We didn't panic
France coach Philippe Saint-Andre said the most important thing to take from his side's 30-10 victory over Italy in the Six Nations match on Sunday was they had put together back-to-back wins for the first time since November 2012.
The 46-year-old - whose side beat only Scotland and Tonga in 11 Tests last year - was speaking after a devastating period of play in the opening 15 minutes of the second-half which saw France go from leading 9-3 to be 30-3 up.
The last time France beat both England - who they overcame 26-24 in the opening game last weekend - and Italy in Paris they went on to win the 2010 Grand Slam.

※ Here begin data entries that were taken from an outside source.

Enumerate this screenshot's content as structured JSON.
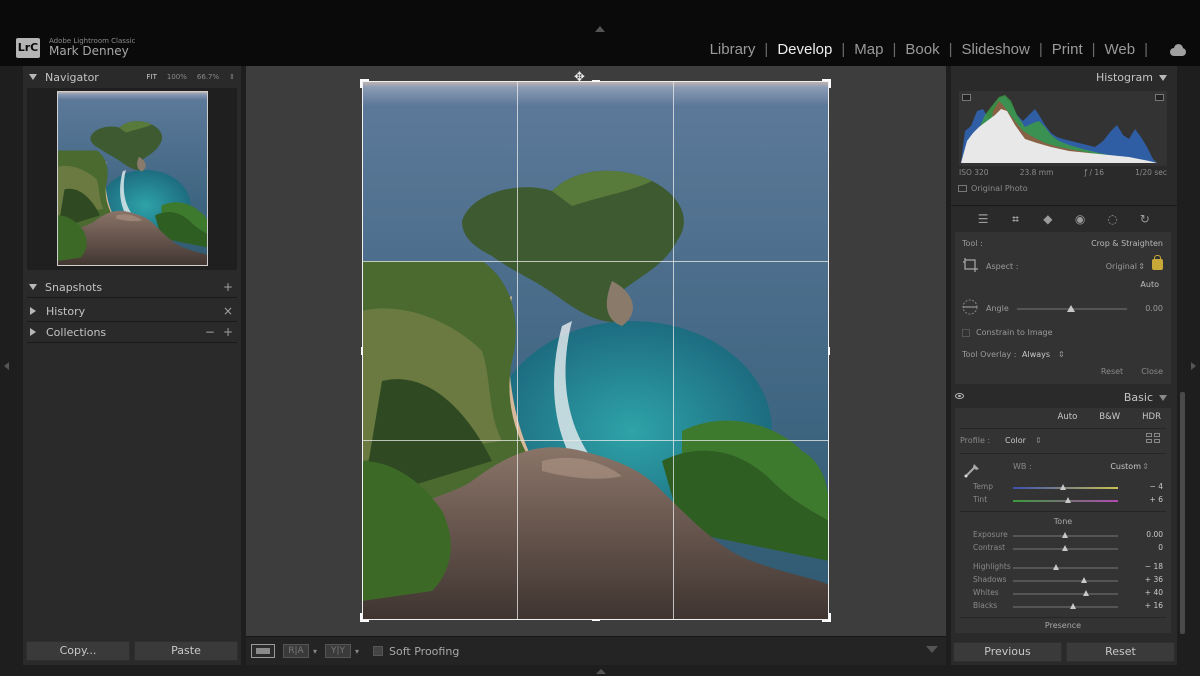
{
  "app": {
    "name": "Adobe Lightroom Classic",
    "logo": "LrC",
    "user": "Mark Denney"
  },
  "modules": [
    "Library",
    "Develop",
    "Map",
    "Book",
    "Slideshow",
    "Print",
    "Web"
  ],
  "active_module": "Develop",
  "left_panel": {
    "navigator": {
      "title": "Navigator",
      "zoom_fit": "FIT",
      "zoom_100": "100%",
      "zoom_custom": "66.7%",
      "zoom_arrows": "⇕"
    },
    "snapshots": {
      "title": "Snapshots",
      "action": "+"
    },
    "history": {
      "title": "History",
      "action": "×"
    },
    "collections": {
      "title": "Collections",
      "minus": "−",
      "plus": "+"
    },
    "copy_label": "Copy...",
    "paste_label": "Paste"
  },
  "toolbar": {
    "view_ba_1": "R|A",
    "view_ba_2": "Y|Y",
    "soft_proofing": "Soft Proofing"
  },
  "right_panel": {
    "histogram": {
      "title": "Histogram",
      "iso": "ISO 320",
      "focal": "23.8 mm",
      "aperture": "ƒ / 16",
      "shutter": "1/20 sec",
      "original_photo": "Original Photo"
    },
    "crop": {
      "tool_label": "Tool :",
      "tool_value": "Crop & Straighten",
      "aspect_label": "Aspect :",
      "aspect_value": "Original",
      "auto_label": "Auto",
      "angle_label": "Angle",
      "angle_value": "0.00",
      "constrain_label": "Constrain to Image",
      "overlay_label": "Tool Overlay :",
      "overlay_value": "Always",
      "reset_label": "Reset",
      "close_label": "Close"
    },
    "basic": {
      "title": "Basic",
      "treatment": [
        "Auto",
        "B&W",
        "HDR"
      ],
      "profile_label": "Profile :",
      "profile_value": "Color",
      "wb_label": "WB :",
      "wb_value": "Custom",
      "tone_label": "Tone",
      "presence_label": "Presence",
      "adjustments": [
        {
          "label": "Temp",
          "value": "− 4",
          "pos": 0.48
        },
        {
          "label": "Tint",
          "value": "+ 6",
          "pos": 0.53
        },
        {
          "label": "Exposure",
          "value": "0.00",
          "pos": 0.5
        },
        {
          "label": "Contrast",
          "value": "0",
          "pos": 0.5
        },
        {
          "label": "Highlights",
          "value": "− 18",
          "pos": 0.41
        },
        {
          "label": "Shadows",
          "value": "+ 36",
          "pos": 0.68
        },
        {
          "label": "Whites",
          "value": "+ 40",
          "pos": 0.7
        },
        {
          "label": "Blacks",
          "value": "+ 16",
          "pos": 0.58
        }
      ]
    },
    "previous_label": "Previous",
    "reset_label": "Reset"
  },
  "colors": {
    "background": "#1e1e1e",
    "panel": "#2a2a2a",
    "center": "#3d3d3d",
    "topbar": "#0a0a0a",
    "lock": "#c8a838"
  }
}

However, Saint-Andre - who must take his side to play two-time defending champions Wales in Cardiff on Friday week - wasn't focusing on such ambitions rather they had achieved something they failed to do last year.
"The main thing we should remember from this game is that we have back-to-back wins for the first time since 2012 and that is important," said the former France wing and captain, who took over from Marc Lievremont as coach after the 2011 World Cup final.
Saint-Andre, whose side finished bottom of the Six Nations last year, said he had been pleased his players had not lost their heads with the match evenly poised at 9-3.
"We didn't panic, and the players remained confident something would happen," he said.
"We had said throughout the week and at half-time that we would go for their throats at the beginning of the second-half which we failed to do against the English.
"And that is what we did. We produced play of the highest quality. We were more direct in attacking them, Mathieu Bastareaud held the centre of the pitch, and we moved the ball quicker...and as a result scored three tries."
Saint-Andre, who said that the game had been tougher than perhaps some of the spectators expected, praised the Italians for the manner in which they had come back at the French in the final quarter which saw them eventually got a consolation try.
However, he was less complimentary about the manner in which the game had degenerated and saw France replacement lock Sebastien Vahaamahina sin-binned for petulantly kicking the ball away minutes after coming on and then replacement prop Rabah Slimani sent off along with Italian Michele Rizzo for an exchange of headbutts.
It was the first time that two players had been sent off in a Five/Six Nations match since French duo Gregoire Lascube and Vincent Moscato were expelled in an infamous France-England clash in 1992.
"Like everyone else, the players got bored over the final 20 minutes, I mean we were I can tell you in the stands," said Saint-Andre.
"We had a yellow card, and I told Sebastien Vahaamahina that his gesture was totally out of place. Then there was our red card in which the Italian provoked him and he reacted badly.
"After that we were down to 13 players, it was rubbish rugby."
Italy coach Jacques Brunel, who guided the Italians to two wins in last year's tournament over the French and the Irish both in Rome, said he had found it a strange game.
"For 60-70 minutes we were a match for the French except for the opening minutes of the second-half completely changed the shape of the game," said the 60-year-old Frenchman, whose side next play Scotland in what could be the wooden spoon decider with both having failed to register a point yet.
"We dominated the scrum in the first-half and in the only scrum of the game that we lost (at the beginning of the second-half) they got a penalty, kicked to touch and subsequently scored a try (Louis Picamoles).
"That is a shame as I think over the whole of the match we were better than them in the scrum."
Brunel, who was scrum coach of the France side from 2001-2007 which saw them reach two World Cup semi-finals, said that nevertheless the French had deserved the victory.
"I do not contest at all the victory of the French, they played better than us.
"But overall I take positives from this game. The team kept at it till the end, never let their heads go down.
"What the players showed, is their ability to make progress even when the scoreline is not in their favour."